In its preamble, the Constitution of the Federal Republic of Nigeria, 1999 (as amended), states that the Constitution is for “promoting good government and the welfare of all citizens in our country on the principles of Freedom, Equality, and Justice.” How can we promote the welfare of all people in Nigeria, including displaced people, based on the ideals of ‘Freedom, Equality, and Justice,’ when displaced people are unable to access the courts due to the high expense of litigation and delays in case resolution caused by our laws?
Furthermore, the non-appearance of displaced persons who are either parties or witnesses frequently leads to numerous court adjournments and delays in the quick process’ execution. The movement of displaced persons in camps is restricted, and to leave the camp, they must obtain a pass, which takes time to process. This has an impact on their ability to appear in court on time.

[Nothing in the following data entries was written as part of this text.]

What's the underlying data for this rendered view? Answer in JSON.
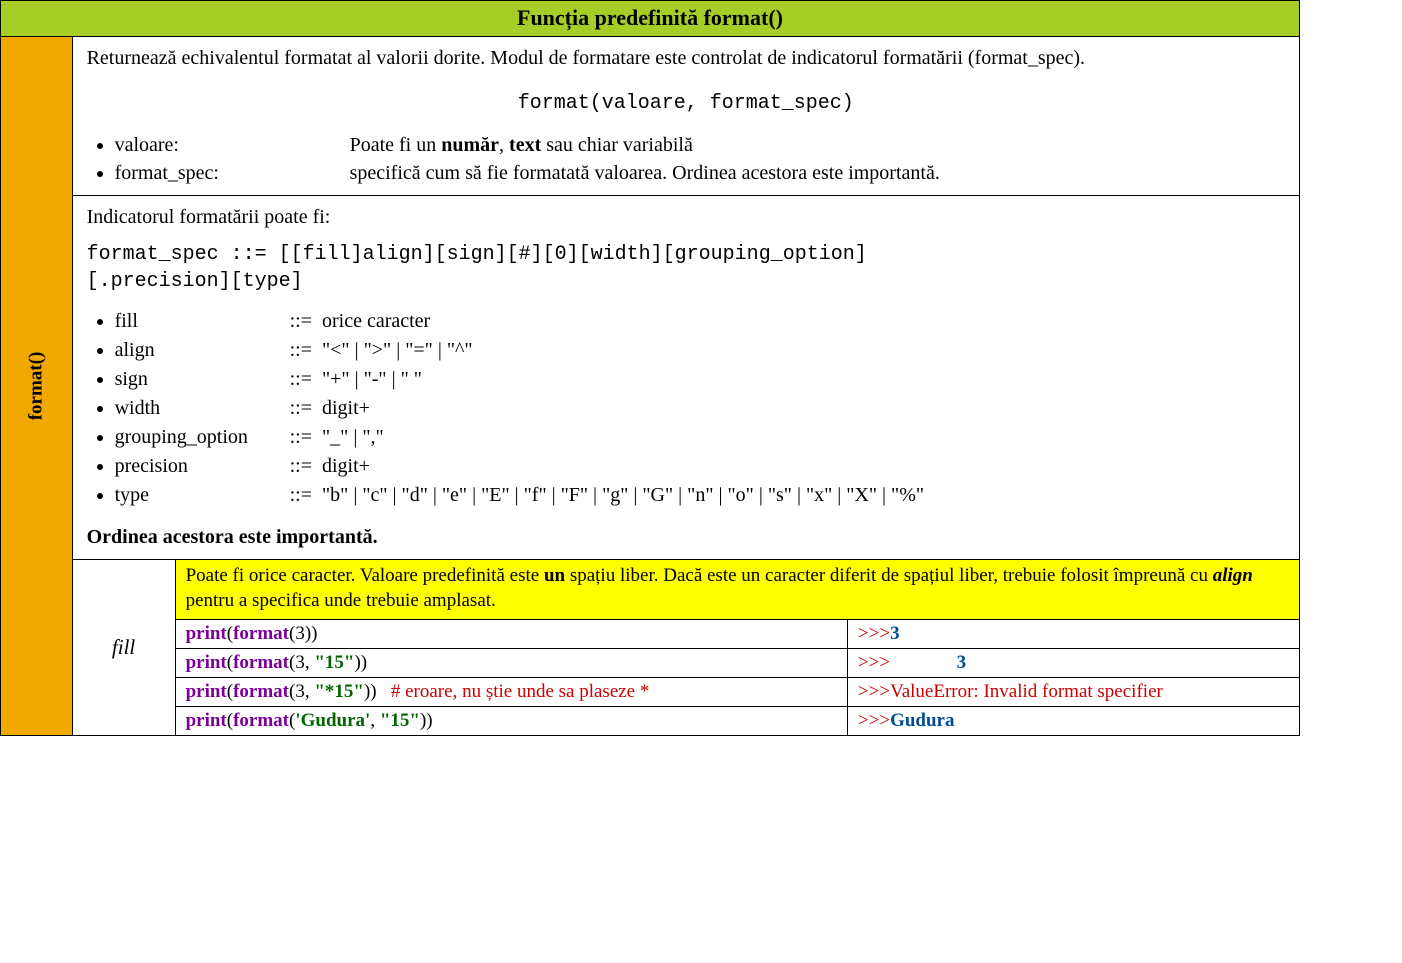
{
  "title": "Funcția predefinită format()",
  "side_label": "format()",
  "desc": {
    "intro": "Returnează echivalentul formatat al valorii dorite. Modul de formatare este controlat de indicatorul formatării (format_spec).",
    "signature": "format(valoare, format_spec)",
    "params": [
      {
        "name": "valoare:",
        "text_pre": "Poate fi un ",
        "b1": "număr",
        "mid": ", ",
        "b2": "text",
        "text_post": " sau chiar variabilă"
      },
      {
        "name": "format_spec:",
        "text": "specifică cum să fie formatată valoarea. Ordinea acestora este importantă."
      }
    ]
  },
  "spec": {
    "intro": "Indicatorul formatării poate fi:",
    "grammar_lhs": "format_spec     ::=  ",
    "grammar_rhs1": "[[fill]align][sign][#][0][width][grouping_option]",
    "grammar_rhs2": "[.precision][type]",
    "tokens": [
      {
        "name": "fill",
        "rhs": "orice caracter"
      },
      {
        "name": "align",
        "rhs": "\"<\" | \">\" | \"=\" | \"^\""
      },
      {
        "name": "sign",
        "rhs": "\"+\" | \"-\" | \" \""
      },
      {
        "name": "width",
        "rhs": "digit+"
      },
      {
        "name": "grouping_option",
        "rhs": "\"_\" | \",\""
      },
      {
        "name": "precision",
        "rhs": "digit+"
      },
      {
        "name": "type",
        "rhs": "\"b\" | \"c\" | \"d\" | \"e\" | \"E\" | \"f\" | \"F\" | \"g\" | \"G\" | \"n\" | \"o\" | \"s\" | \"x\" | \"X\" | \"%\""
      }
    ],
    "order_note": "Ordinea acestora este importantă."
  },
  "fill": {
    "label": "fill",
    "yellow_pre": "Poate fi orice caracter. Valoare predefinită este ",
    "yellow_b1": "un",
    "yellow_mid1": " spațiu liber. Dacă este un caracter diferit de spațiul liber, trebuie folosit împreună cu ",
    "yellow_bi": "align",
    "yellow_post": " pentru a specifica unde trebuie amplasat.",
    "rows": [
      {
        "print": "print",
        "fmt": "format",
        "open": "(",
        "args": "3",
        "close": "))",
        "str": null,
        "comment": null,
        "prompt": ">>>",
        "out": "3",
        "out_err": null,
        "pad": ""
      },
      {
        "print": "print",
        "fmt": "format",
        "open": "(",
        "args": "3, ",
        "close": "))",
        "str": "\"15\"",
        "comment": null,
        "prompt": ">>>",
        "out": "3",
        "out_err": null,
        "pad": "              "
      },
      {
        "print": "print",
        "fmt": "format",
        "open": "(",
        "args": "3, ",
        "close": "))",
        "str": "\"*15\"",
        "comment": "# eroare, nu știe unde sa plaseze *",
        "prompt": ">>>",
        "out": null,
        "out_err": "ValueError: Invalid format specifier",
        "pad": ""
      },
      {
        "print": "print",
        "fmt": "format",
        "open": "(",
        "args": "",
        "close": "))",
        "str1": "'Gudura'",
        "mid": ", ",
        "str": "\"15\"",
        "comment": null,
        "prompt": ">>>",
        "out": "Gudura",
        "out_err": null,
        "pad": ""
      }
    ]
  }
}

Many displaced people, especially those in host communities, are itinerant and may not have a permanent location. This makes it difficult to serve court documents on them, obstructing access to justice. Failure to enforce judgements or delays in doing so (i.e. delays in carrying out a final judgment to guarantee that obligations are imposed or performed in practice) are also barriers to justice. Failure to enforce a final judgment is an infringement of the right to an effective remedy, according to the European Court of Human Rights.
 Andrew Harding, and others, ‘Access to Justice and the Rule of Law’  Forced Migration Review
 C A Oputa, Idigbe Memorial Lectures Human Rights in the Political Legal Culture of Nigeria (Nigerian Law publications 1989) 94
 Nathy Rass-Masson and Virginie Rouas ‘Effective Access to Justice’ (European Union: 2017) <https://www.europarl.europa.eu/RegData/etudes/STUD/2017/596818/IPOL_STU(2017)596818_EN.pdf> accessed 6 October 2021; M Cappelletti, & B Garth, ‘Access to Justice: The Newest Wave in the Worldwide Movement to make Rights effective’ (1978) 27 Buffalo Review 181, 182